Another health care career that won't require you to spend four plus years in school: pharmacy technician. With the Department of Labor projecting a 25 percent job growth for this profession through 2018, a career as a pharmacy technician, which often entails assisting with prescriptions and administration, could be a potentially rewarding option.
Education Options: Although most positions ask for a high school diploma, having your pharmacy technician diploma, certification, or associate's degree could give you an advantage in obtaining an entry-level position as well as increase your earning potential, according to the Department of Labor. Many pharmacy technician programs can take anywhere from six months to two years to complete, depending on the program and how much time you can devote to your studies.
Earning Potential: Pharmacy technicians and aides earn an average annual income of $29,330.**
Career #3 - Paralegal
If you're interested in participating in important legal proceedings, consider pursuing a career as a paralegal. In this position, you could help lawyers prepare for hearings, trials, closings, and legal investigations. Job growth for this profession is projected at 28 percent through 2018, according to the Department of Labor.
Education Options: Most paralegals and legal assistants have an associate's degree in paralegal studies, a program which can take as little as two years to complete, depending on your course load and schedule. If you already have a bachelor's degree, you could complete a certification program in paralegal studies. Program duration varies by school - and your availability - but some can be completed in a few months to one year.
Earning Potential: Paralegals and legal assistants have an average annual income of $49,640.**
Career #4 - Dental Assistant
If you like working with people, dental assisting could be a good option for you. Dental assistants often work with patients and records and also help with x-rays and anesthetics. Another perk of the profession: the Department of Labor projects a 36 percent job growth through 2018.
Education Options: Completing a dental-assisting program or certification is not required by most states for entry-level work, but it could give you a boost in the workforce, according to the Department of Labor. The Commission on Dental Accreditation (CODA) has approved a number of programs that could have you earning a certificate or diploma after one year of study or less. If you want to pursue an associate's degree, you could complete a program at a community or junior college. Average time to completion: about two years.
Earning Potential: Dental assistants have an annual average income of $34,140.**
Career #5 - Medical Assistant
Another great health care career option that doesn't require four years of study: medical assisting.
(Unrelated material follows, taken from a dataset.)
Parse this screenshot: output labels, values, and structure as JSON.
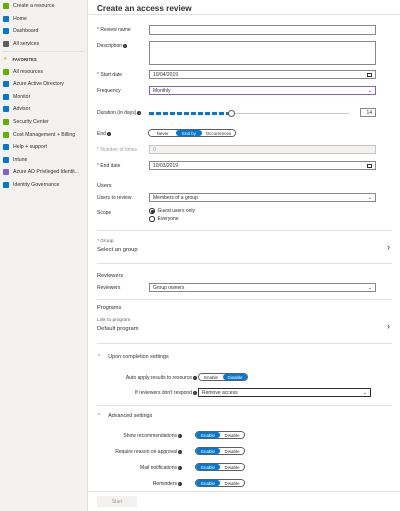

Medical assistants often work on medical records and insurance forms, and take care of other medical office duties. Clinical medical assistants could take patients' medical histories and help physicians with examinations.
Education Options: According to the Department of Labor, you could make yourself more competitive in the field and potentially earn a higher salary by completing a certificate or associate's degree program. On average, these programs could be completed in one year to two years, respectively. In a medical assisting program, you'll likely study medical terminology, transcription, anatomy, physiology, and even insurance processing.
Earning Potential: Medical assistants have an average annual salary of $29,760.**
Career #6 - Tech Support
If you're great with computers and want to get into a career where you can use your problem-solving and analytical skills, you should consider a career in tech support. Computer services positions, such as computer support specialists or network administrators, troubleshoot hardware and software problems and give technical support advice to customers who use their computer systems.
Education Options: Many people in the computer technology industry have a bachelor's degree, but you could still qualify for positions if you have a computer-related associate's degree or certification from an accredited program, both of which should take less time to complete than a four-year bachelor's degree. Obtaining a tech support certification could also help you advance to higher positions down the road.
Earning Potential: Computer support specialists have an average annual salary of $49,930.**
*Time to completion varies by individual and is dependent on course load, part-time/full-time status, and other factors.
**Unless otherwise noted, all earning potential data is from the U.S. Department of Labor's Bureau of Labor Statistics, May 2010.